A serious situation has arisen locally with regard to fire insurance owing to the attitude adopted by the offices concerned. In consequence of several big fires – one at St Albans and others at Luton – the claims made by the staple industry have been out of all proportion to the premiums paid, and the official view is taken that the risks have been immensely increased by the smoking habit which has largely developed since the war.
The result is that premiums are already being doubled, or thereabouts; they may be quadrupled in the not distant future, and if smoking in the warehouses and factories is not stopped, some of the offices may decline to renew the policies at any price.
We do not know to what extent the carelessness of smokers has been responsible for fires in this neighbourhood, but the materials used in the straw trade are necessarily of a very inflammable nature, and it is quite conceivable that an unextinguished match or a cigarette end thrown on the floor might lead to heavy claims upon the insurance companies.
Faced with the conditions laid down by the fir offices, local manufacturers have only one course open to them, and that is to prevent smoking on their premises.

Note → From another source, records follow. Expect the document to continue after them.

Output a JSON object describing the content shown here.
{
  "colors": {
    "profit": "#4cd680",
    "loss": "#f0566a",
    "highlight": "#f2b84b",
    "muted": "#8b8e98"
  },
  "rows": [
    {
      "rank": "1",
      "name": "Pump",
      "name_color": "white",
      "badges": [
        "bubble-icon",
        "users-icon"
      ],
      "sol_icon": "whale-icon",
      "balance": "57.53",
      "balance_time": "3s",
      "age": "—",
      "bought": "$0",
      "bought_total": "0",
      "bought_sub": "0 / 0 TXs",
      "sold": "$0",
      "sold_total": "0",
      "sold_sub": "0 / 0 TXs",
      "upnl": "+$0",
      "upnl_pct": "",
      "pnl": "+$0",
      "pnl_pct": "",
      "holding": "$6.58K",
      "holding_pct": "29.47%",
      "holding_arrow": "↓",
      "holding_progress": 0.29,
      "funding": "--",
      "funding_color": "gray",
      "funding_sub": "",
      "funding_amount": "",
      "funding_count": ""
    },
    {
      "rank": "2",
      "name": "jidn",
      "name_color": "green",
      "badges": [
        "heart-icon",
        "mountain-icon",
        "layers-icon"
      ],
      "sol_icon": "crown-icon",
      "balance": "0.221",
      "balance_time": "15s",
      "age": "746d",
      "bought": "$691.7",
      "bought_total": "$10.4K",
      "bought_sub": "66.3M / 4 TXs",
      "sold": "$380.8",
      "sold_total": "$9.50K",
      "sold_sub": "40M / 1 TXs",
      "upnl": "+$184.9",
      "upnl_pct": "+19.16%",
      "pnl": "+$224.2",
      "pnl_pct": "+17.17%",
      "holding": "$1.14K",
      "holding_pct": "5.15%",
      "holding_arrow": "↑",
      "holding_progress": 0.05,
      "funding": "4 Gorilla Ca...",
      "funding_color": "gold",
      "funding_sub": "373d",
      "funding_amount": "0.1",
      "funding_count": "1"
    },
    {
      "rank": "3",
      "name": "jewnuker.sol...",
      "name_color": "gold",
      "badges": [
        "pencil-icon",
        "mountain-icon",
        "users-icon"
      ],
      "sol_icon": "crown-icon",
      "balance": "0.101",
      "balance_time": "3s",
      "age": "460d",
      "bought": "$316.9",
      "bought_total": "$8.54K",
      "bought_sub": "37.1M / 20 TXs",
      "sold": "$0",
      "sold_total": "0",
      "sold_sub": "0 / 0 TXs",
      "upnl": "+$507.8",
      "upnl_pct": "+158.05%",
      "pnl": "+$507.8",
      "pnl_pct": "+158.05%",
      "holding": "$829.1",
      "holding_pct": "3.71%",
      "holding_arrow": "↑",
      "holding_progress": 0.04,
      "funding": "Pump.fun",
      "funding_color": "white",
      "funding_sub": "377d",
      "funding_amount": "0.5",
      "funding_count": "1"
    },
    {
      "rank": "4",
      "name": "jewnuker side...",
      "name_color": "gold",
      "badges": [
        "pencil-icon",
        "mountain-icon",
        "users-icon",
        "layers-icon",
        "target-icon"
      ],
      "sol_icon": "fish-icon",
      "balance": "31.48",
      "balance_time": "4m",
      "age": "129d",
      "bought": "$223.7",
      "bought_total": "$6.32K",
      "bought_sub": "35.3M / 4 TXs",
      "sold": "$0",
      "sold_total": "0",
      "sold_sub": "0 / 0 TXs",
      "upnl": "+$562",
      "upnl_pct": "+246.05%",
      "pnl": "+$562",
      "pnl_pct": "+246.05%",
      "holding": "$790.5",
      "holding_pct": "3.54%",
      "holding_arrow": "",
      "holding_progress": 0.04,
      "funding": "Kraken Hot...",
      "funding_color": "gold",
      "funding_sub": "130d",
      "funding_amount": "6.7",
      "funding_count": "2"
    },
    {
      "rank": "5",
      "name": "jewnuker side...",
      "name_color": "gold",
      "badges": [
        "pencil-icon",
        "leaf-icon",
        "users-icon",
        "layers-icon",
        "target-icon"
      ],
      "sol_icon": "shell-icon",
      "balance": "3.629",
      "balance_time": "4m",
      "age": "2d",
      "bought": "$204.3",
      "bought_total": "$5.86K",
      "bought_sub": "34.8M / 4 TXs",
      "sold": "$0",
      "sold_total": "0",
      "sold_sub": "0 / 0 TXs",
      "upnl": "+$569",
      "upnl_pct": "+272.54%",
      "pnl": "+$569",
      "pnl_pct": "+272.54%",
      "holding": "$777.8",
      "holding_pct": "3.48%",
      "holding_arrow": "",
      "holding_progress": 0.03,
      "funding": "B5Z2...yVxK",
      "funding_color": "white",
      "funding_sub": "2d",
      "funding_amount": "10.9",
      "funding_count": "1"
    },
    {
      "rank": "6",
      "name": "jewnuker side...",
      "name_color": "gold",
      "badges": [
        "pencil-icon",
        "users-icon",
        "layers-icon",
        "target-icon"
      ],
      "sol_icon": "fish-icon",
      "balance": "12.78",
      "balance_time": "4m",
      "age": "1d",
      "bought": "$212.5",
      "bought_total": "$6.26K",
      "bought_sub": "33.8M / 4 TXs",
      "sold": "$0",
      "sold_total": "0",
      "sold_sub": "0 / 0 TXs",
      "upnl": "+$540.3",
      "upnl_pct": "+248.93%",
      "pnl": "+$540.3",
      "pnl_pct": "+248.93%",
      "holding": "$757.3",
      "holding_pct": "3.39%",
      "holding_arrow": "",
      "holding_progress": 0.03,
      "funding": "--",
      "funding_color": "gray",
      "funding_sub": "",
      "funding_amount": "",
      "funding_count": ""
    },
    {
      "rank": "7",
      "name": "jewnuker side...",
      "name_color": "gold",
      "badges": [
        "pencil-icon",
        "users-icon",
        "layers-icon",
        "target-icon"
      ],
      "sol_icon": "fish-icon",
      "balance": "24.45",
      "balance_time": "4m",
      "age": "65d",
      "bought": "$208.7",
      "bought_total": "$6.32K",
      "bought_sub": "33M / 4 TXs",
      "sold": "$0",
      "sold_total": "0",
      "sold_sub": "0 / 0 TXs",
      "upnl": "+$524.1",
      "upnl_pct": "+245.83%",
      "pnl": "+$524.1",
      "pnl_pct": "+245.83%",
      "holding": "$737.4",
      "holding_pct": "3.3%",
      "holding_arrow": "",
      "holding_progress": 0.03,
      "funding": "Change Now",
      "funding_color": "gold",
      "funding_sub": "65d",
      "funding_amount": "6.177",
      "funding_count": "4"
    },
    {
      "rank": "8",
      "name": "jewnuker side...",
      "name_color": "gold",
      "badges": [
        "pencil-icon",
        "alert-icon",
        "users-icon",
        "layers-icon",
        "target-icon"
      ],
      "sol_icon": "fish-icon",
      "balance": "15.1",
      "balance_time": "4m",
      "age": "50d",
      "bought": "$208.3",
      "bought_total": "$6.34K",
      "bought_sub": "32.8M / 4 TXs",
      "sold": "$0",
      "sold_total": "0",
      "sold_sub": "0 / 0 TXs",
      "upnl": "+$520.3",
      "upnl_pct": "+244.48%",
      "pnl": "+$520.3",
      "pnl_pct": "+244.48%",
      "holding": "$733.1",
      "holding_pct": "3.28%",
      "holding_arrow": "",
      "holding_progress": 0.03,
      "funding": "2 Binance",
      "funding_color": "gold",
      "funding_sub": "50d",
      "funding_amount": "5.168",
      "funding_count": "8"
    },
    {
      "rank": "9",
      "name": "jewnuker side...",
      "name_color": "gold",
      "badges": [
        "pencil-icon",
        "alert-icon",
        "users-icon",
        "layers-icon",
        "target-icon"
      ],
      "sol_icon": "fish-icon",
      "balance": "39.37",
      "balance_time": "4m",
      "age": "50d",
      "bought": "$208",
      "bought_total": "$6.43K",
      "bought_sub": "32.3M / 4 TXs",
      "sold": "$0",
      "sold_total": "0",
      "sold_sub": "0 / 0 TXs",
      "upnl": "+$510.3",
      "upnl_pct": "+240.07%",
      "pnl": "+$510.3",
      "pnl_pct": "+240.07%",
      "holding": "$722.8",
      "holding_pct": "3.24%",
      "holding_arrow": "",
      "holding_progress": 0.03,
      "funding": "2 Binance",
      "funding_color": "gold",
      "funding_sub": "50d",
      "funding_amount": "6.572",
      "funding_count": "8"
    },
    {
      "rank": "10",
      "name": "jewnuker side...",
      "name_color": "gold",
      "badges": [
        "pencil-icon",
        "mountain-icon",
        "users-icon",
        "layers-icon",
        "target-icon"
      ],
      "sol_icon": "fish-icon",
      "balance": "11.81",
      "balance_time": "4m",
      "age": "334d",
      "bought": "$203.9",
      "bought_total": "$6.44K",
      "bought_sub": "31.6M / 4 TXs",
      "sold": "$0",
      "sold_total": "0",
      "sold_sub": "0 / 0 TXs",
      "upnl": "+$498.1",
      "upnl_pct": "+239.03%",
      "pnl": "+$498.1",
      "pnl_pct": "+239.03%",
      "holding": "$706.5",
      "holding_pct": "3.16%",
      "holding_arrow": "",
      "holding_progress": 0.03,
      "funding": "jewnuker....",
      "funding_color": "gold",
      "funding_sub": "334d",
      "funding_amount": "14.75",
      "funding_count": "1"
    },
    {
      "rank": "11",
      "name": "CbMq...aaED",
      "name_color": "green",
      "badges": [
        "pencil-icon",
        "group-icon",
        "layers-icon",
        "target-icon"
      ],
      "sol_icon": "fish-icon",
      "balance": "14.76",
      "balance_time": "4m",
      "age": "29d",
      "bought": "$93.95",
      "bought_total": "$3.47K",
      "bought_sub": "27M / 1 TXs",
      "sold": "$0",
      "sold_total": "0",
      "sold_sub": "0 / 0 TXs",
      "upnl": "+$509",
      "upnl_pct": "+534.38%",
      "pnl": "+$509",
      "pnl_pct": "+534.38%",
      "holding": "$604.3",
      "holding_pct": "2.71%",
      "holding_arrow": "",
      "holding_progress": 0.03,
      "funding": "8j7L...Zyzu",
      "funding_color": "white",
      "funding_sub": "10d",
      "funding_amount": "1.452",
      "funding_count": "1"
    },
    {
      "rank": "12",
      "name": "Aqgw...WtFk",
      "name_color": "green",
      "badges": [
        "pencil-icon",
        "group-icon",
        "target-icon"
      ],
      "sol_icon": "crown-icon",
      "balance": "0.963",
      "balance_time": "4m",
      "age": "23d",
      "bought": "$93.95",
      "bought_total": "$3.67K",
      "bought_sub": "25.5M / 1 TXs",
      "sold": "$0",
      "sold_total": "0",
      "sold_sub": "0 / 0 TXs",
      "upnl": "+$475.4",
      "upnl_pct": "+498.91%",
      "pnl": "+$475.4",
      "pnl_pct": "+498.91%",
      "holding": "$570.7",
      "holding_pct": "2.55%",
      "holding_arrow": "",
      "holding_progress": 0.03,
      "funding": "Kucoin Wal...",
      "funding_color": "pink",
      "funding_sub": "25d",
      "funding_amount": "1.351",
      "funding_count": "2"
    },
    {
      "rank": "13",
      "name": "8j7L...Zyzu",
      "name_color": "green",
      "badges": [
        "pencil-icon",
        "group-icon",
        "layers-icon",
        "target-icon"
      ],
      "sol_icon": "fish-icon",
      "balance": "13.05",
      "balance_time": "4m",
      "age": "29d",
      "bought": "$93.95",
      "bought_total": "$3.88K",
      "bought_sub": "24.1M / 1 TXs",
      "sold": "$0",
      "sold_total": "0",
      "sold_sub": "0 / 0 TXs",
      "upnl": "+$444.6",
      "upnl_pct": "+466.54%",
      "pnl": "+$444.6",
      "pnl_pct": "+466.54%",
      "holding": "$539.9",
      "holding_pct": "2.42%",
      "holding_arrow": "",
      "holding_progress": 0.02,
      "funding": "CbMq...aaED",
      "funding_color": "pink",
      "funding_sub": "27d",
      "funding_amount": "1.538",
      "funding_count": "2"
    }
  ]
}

Doubtless it will seem a hardship to those to whom the habit has become a sort of second nature, but even in their case it may prove to be a blessing in disguise.
Whatever may be said about smoking in moderation, there can be no question that excessive smoking is likely to be prejudicial to health, and men who smoke at work are not likely to refrain from it in their leisure hours.
A meeting of hat trade representatives at the offices of the Luton Chamber of Commerce on Monday, June 23rd, decided unanimously that smoking should be absolutely prohibited during working hours.